Announcement: 1st International SEAHA Conference

By using and developing science to understand, manage and communicate the human story expressed through landscape, buildings and artefacts, heritage science encourages the humanities and sciences to collaborate and strengthen each other.” -UK National Heritage Science Strategy

1st International Conference on Science and Engineering in Arts, Heritage and Archaeology (SEAHA), University College London, 14-15 July 2015

This is the first international conference on heritage science research, innovation and best practice in the interpretation, conservation and management of cultural heritage.  Heritage science is a cross-disciplinary field connecting science and the humanities. The conference aims to provide a platform for scientists, engineers, professionals, entrepreneurs, and policy-makers, to engage and discuss emerging trends in the field.  There is an ongoing dialogue over global issues, which define the research and technological applications of heritage scientists.

Conference Call and Topics

Following the full cycle of creation of data, the development of data into knowledge and of knowledge to enterprise, this conference will embrace the themes of Materials, Environmental and Digital Research. We particularly welcome presentations focusing on collaborative work between academia and heritage institutions/industry.

We invite abstract submissions for oral presentations and posters within the scope of the call. Abstracts should be submitted through the online Abstract Submission Form.


Registration for the SEAHA Conference will be available soon.

  • Regular fee: £120
  • Concession fee: £60 (students, CDT SEAHA partners)

The fee includes refreshments during breaks, evening and closing reception events. All conference materials will be available online, including a Book of Abstracts. Please arrange your own travel and accommodation. The maximum number of participants is 150, so please book your place early.

Important Dates

  • 20 April 2015 – Abstract submission deadline
  • 1 June 2015 – Notification of accepted oral and poster presentations
  • 14 July 2015 – Conference start



Conference Venue

The conference venue will be the J.Z. Young Lecture Theatre in the Medical Science & Anatomy Building (Gower Street), University College London, UK. 

About the Organizers

Supported by the UK Engineering and Physical Sciences Research Council, University College London, University of Oxford and University of Brighton created the Centre for Doctoral Training in Science and Engineering in Arts, Heritage and Archaeology (SEAHA). Co-developed with more than 50 heritage, research and industrial partners, SEAHA addresses the scientific and engineering research needs of the arts, heritage and archaeology sectors by engaging heritage, industry, academia and the public. This is the first of what will become an annual conference organized by SEAHA.

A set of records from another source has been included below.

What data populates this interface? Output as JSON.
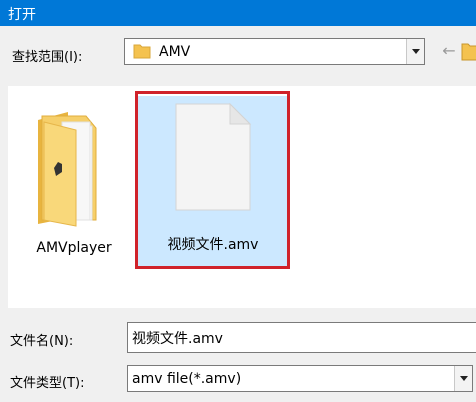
{
  "window": {
    "title": "打开"
  },
  "lookin": {
    "label": "查找范围(I):",
    "value": "AMV"
  },
  "files": [
    {
      "name": "AMVplayer",
      "type": "folder",
      "selected": false
    },
    {
      "name": "视频文件.amv",
      "type": "file",
      "selected": true
    }
  ],
  "filename": {
    "label": "文件名(N):",
    "value": "视频文件.amv"
  },
  "filetype": {
    "label": "文件类型(T):",
    "value": "amv file(*.amv)"
  },
  "colors": {
    "titlebar": "#0078d7",
    "selection": "#cce8ff",
    "highlight_border": "#d0222a",
    "folder": "#f4c24f"
  },
  "icons": {
    "back": "back-arrow-icon",
    "up": "up-folder-icon",
    "folder": "folder-icon",
    "file": "document-icon"
  }
}
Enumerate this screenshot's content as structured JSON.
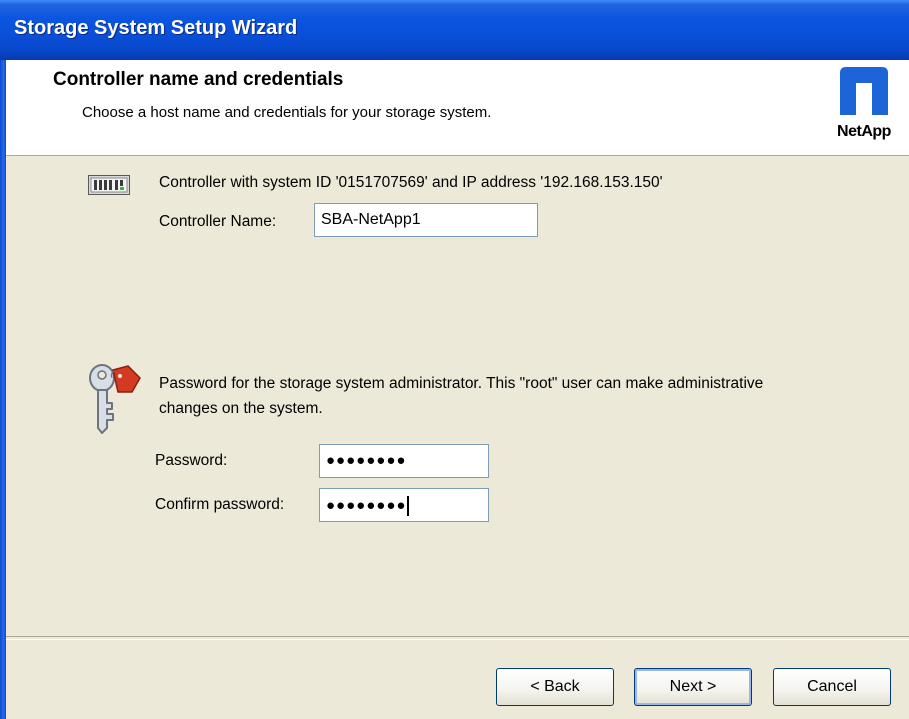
{
  "window": {
    "title": "Storage System Setup Wizard"
  },
  "header": {
    "title": "Controller name and credentials",
    "subtitle": "Choose a host name and credentials for your storage system.",
    "logo_text": "NetApp",
    "logo_icon": "netapp-logo-icon",
    "brand_color": "#1D64D8"
  },
  "controller": {
    "icon": "server-icon",
    "description": "Controller with system ID '0151707569' and IP address '192.168.153.150'",
    "name_label": "Controller Name:",
    "name_value": "SBA-NetApp1"
  },
  "credentials": {
    "icon": "key-icon",
    "description_line1": "Password for the storage system administrator.  This \"root\" user can make administrative",
    "description_line2": "changes on the system.",
    "password_label": "Password:",
    "password_value": "●●●●●●●●",
    "confirm_label": "Confirm password:",
    "confirm_value": "●●●●●●●●"
  },
  "buttons": {
    "back": "< Back",
    "next": "Next >",
    "cancel": "Cancel"
  }
}
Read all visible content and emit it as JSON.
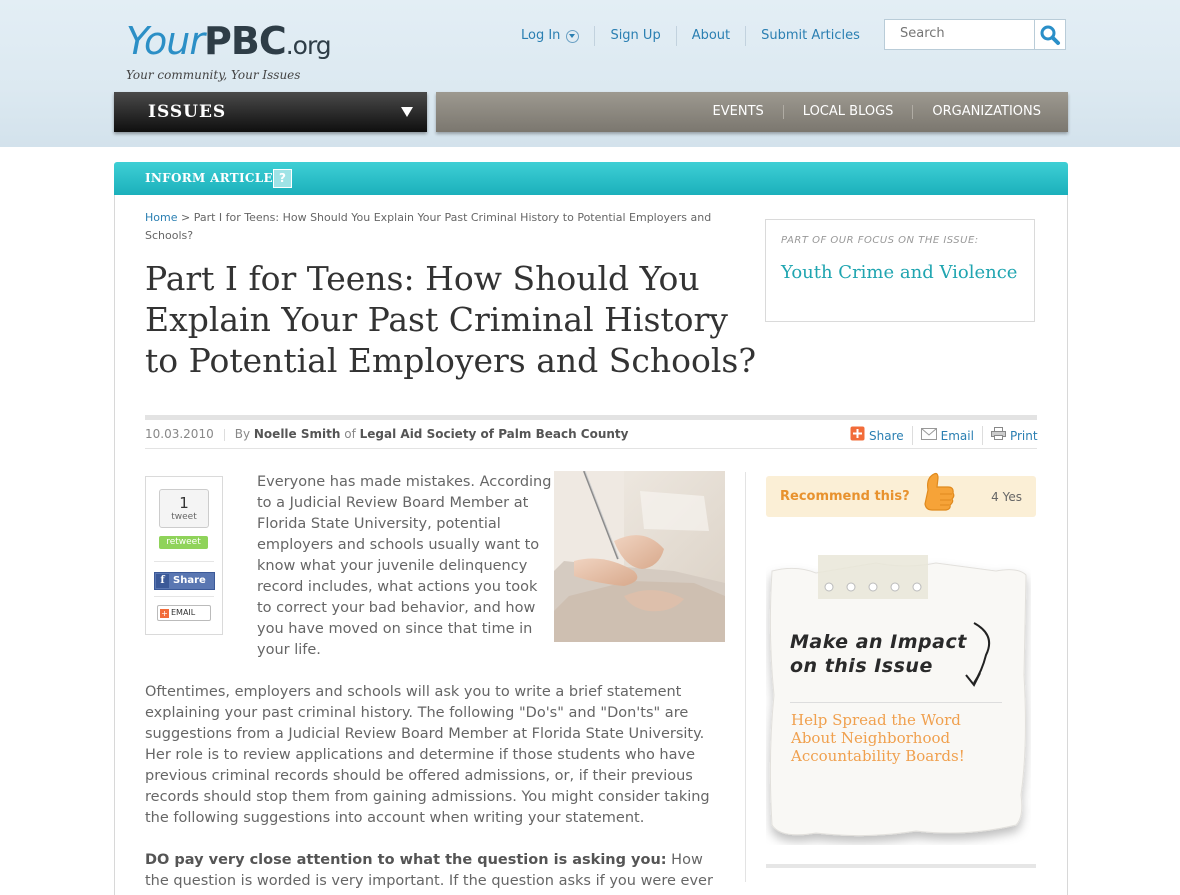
{
  "logo": {
    "your": "Your",
    "pbc": "PBC",
    "org": ".org",
    "tagline": "Your community, Your Issues"
  },
  "topnav": {
    "login": "Log In",
    "signup": "Sign Up",
    "about": "About",
    "submit": "Submit Articles"
  },
  "search": {
    "placeholder": "Search"
  },
  "issues_menu": {
    "label": "ISSUES"
  },
  "secondary_nav": {
    "events": "EVENTS",
    "local_blogs": "LOCAL BLOGS",
    "organizations": "ORGANIZATIONS"
  },
  "section": {
    "label": "INFORM ARTICLE",
    "help": "?"
  },
  "breadcrumb": {
    "home": "Home",
    "separator": ">",
    "current": "Part I for Teens: How Should You Explain Your Past Criminal History to Potential Employers and Schools?"
  },
  "article": {
    "title": "Part I for Teens: How Should You Explain Your Past Criminal History to Potential Employers and Schools?",
    "date": "10.03.2010",
    "by": "By",
    "author": "Noelle Smith",
    "of": "of",
    "organization": "Legal Aid Society of Palm Beach County",
    "para1": "Everyone has made mistakes. According to a Judicial Review Board Member at Florida State University, potential employers and schools usually want to know what your juvenile delinquency record includes, what actions you took to correct your bad behavior, and how you have moved on since that time in your life.",
    "para2": "Oftentimes, employers and schools will ask you to write a brief statement explaining your past criminal history. The following \"Do's\" and \"Don'ts\" are suggestions from a Judicial Review Board Member at Florida State University. Her role is to review applications and determine if those students who have previous criminal records should be offered admissions, or, if their previous records should stop them from gaining admissions. You might consider taking the following suggestions into account when writing your statement.",
    "para3_bold": "DO pay very close attention to what the question is asking you:",
    "para3_rest": " How the question is worded is very important. If the question asks if you were ever"
  },
  "tools": {
    "share": "Share",
    "email": "Email",
    "print": "Print"
  },
  "social": {
    "tweet_count": "1",
    "tweet_label": "tweet",
    "retweet": "retweet",
    "fb_share": "Share",
    "email": "EMAIL"
  },
  "focus": {
    "label": "PART OF OUR FOCUS ON THE ISSUE:",
    "issue": "Youth Crime and Violence"
  },
  "recommend": {
    "label": "Recommend this?",
    "count": "4 Yes"
  },
  "impact": {
    "title_line1": "Make an Impact",
    "title_line2": "on this Issue",
    "link": "Help Spread the Word About Neighborhood Accountability Boards!"
  },
  "colors": {
    "link_blue": "#2a7fb2",
    "teal": "#1fb0bb",
    "orange": "#f0a04e",
    "dark_bar": "#1a1a1a",
    "gray_bar": "#8c887f"
  }
}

Please check the SEAHA website regularly for updates. 

SEAHA Vacancy

We are seeking to appoint a Lecturer in Science and Heritage to undertake teaching, research and related activities within the UCL Institute for Sustainable Heritage, in particular to support the delivery of the EPSRC Centre for Doctoral Training (CDT) in Science and Engineering in Arts, Heritage and Archaeology (SEAHA) a collaboration between UCL, the University of Oxford and the University of Brighton. The SEAHA Lecturer will take a lead in coordinating the CDT’s student cohort activities and in managing the UK’s first Mobile Heritage Science Laboratory and in building the Institute’s overall level of public engagement. For full details and to apply, click here: http://tiny.cc/2o54rx.

CLOSING DATE:  8th February 2015

Arius Technology donates 3D Scanner to SEAHA

Russel painting in Arius 3D scannerUCL’s successful EPSRC bid for a Centre for Doctoral Training in Science and Engineering in Arts Heritage and Archaeology (SEAHA) has attracted keen industry and heritage support, especially among museums.

Arius Technology, the high-resolution scanner manufacturer, is donating a start-of-the-art 3D colour scanner to the new Centre for Doctoral Training in Science and Engineering in Arts, Heritage and Archaeology, hosted at UCL.

This next generation technology – with improved resolution and colour depth compared to previous scanners – will allow the Centre to build on UCL’s world-leading research in 3D scanning, led by Professor Stuart Robson, Head of Civil, Environmental and Geomatic Engineering (CEGE) and on the university’s outstanding capabilities in heritage museum technologies, developed by the  UCL Petrie Museum.

Speaking about the donation, Director of SEAHA, Professor May Cassar said:

“The generosity of Arius Technology demonstrates great confidence in our ground-breaking endeavour to train the next generation of heritage scientists.”

“This state of the art 3D colour scanner will make a major contribution to the development of the skills base of our students by marrying cultural heritage research with cutting edge technology.”

The full article is available from UCL News.

Image:The painting ‘beach scene’ by Walter Westley Russell, UCL Art Collection (Acc. No.5535) under the Arius3D colour laser scanner.

Centre for Doctoral Training in Science and Engineering in Arts Heritage and Archaeology